  41. 41. Hoskins BE, Cramer CH, Silvius D, Zou D, Raymond RM, Orten DJ, et al. Transcription factor SIX5 is mutated in patients with branchio-oto-renal syndrome. Am J Hum Genet. 2007;80(4):800–4. Epub 2007/03/16. pmid:17357085; PubMed Central PMCID: PMC1852719.
  42. 42. Abdelhak S, Kalatzis V, Heilig R, Compain S, Samson D, Vincent C, et al. A human homologue of the Drosophila eyes absent gene underlies branchio-oto-renal (BOR) syndrome and identifies a novel gene family. Nat Genet. 1997;15(2):157–64. Epub 1997/02/01. pmid:9020840.
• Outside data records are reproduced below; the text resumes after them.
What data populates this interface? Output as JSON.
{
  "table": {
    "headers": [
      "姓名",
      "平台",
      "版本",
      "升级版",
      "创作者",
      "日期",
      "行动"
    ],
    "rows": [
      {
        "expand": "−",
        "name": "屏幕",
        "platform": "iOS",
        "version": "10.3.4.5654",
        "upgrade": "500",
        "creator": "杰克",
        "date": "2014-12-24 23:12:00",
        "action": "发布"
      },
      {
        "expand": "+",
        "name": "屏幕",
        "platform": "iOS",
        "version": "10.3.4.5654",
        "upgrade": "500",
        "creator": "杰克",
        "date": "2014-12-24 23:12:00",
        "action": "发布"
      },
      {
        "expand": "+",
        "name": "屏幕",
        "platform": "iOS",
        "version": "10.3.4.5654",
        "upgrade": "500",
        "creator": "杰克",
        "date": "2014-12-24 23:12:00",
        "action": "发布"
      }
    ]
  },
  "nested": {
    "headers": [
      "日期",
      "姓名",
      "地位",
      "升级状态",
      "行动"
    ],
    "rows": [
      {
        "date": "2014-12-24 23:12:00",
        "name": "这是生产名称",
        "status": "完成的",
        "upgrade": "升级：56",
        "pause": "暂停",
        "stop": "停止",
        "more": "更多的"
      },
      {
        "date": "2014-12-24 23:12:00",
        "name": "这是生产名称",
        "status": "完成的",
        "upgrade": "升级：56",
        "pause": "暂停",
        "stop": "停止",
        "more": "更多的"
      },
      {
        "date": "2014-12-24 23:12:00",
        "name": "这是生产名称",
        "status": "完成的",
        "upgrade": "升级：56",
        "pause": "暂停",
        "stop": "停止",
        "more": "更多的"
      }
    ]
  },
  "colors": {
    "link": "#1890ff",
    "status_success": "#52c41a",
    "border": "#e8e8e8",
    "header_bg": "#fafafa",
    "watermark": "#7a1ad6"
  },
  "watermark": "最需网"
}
  43. 43. Abdelhak S, Kalatzis V, Heilig R, Compain S, Samson D, Vincent C, et al. Clustering of mutations responsible for branchio-oto-renal (BOR) syndrome in the eyes absent homologous region (eyaHR) of EYA1. Hum Mol Genet. 1998/03/21 ed1997. p. 2247–55.
  44. 44. Shim K, Minowada G, Coling DE, Martin GR. Sprouty2, a mouse deafness gene, regulates cell fate decisions in the auditory sensory epithelium by antagonizing FGF signaling. Dev Cell. 2005;8(4):553–64. pmid:15809037.
  45. 45. Yousaf R, Meng Q, Hufnagel RB, Xia Y, Puligilla C, Ahmed ZM, et al. MAP3K1 function is essential for cytoarchitecture of the mouse organ of Corti and survival of auditory hair cells. Dis Model Mech. 2015;8(12):1543–53. pmid:26496772; PubMed Central PMCID: PMCPMC4728323.
  46. 46. Oesterle EC, Campbell S, Taylor RR, Forge A, Hume CR. Sox2 and JAGGED1 expression in normal and drug-damaged adult mouse inner ear. J Assoc Res Otolaryngol. 2008;9(1):65–89. Epub 2007/12/25. pmid:18157569; PubMed Central PMCID: PMC2536811.
  47. 47. Kelly MC, Chang Q, Pan A, Lin X, Chen P. Atoh1 directs the formation of sensory mosaics and induces cell proliferation in the postnatal mammalian cochlea in vivo. J Neurosci. 2012;32(19):6699–710. pmid:22573692; PubMed Central PMCID: PMCPMC3477623.
  48. 48. McKenzie E, Krupin A, Kelley MW. Cellular growth and rearrangement during the development of the mammalian organ of Corti. Dev Dyn. 2004;229(4):802–12. pmid:15042704.
  49. 49. Steinberg MS. Differential adhesion in morphogenesis: a modern view. Curr Opin Genet Dev. 2007;17(4):281–6. pmid:17624758.
  50. 50. Zou D, Erickson C, Kim EH, Jin D, Fritzsch B, Xu PX. Eya1 gene dosage critically affects the development of sensory epithelia in the mammalian inner ear. Hum Mol Genet. 2008;17(21):3340–56. Epub 2008/08/06. pmid:18678597.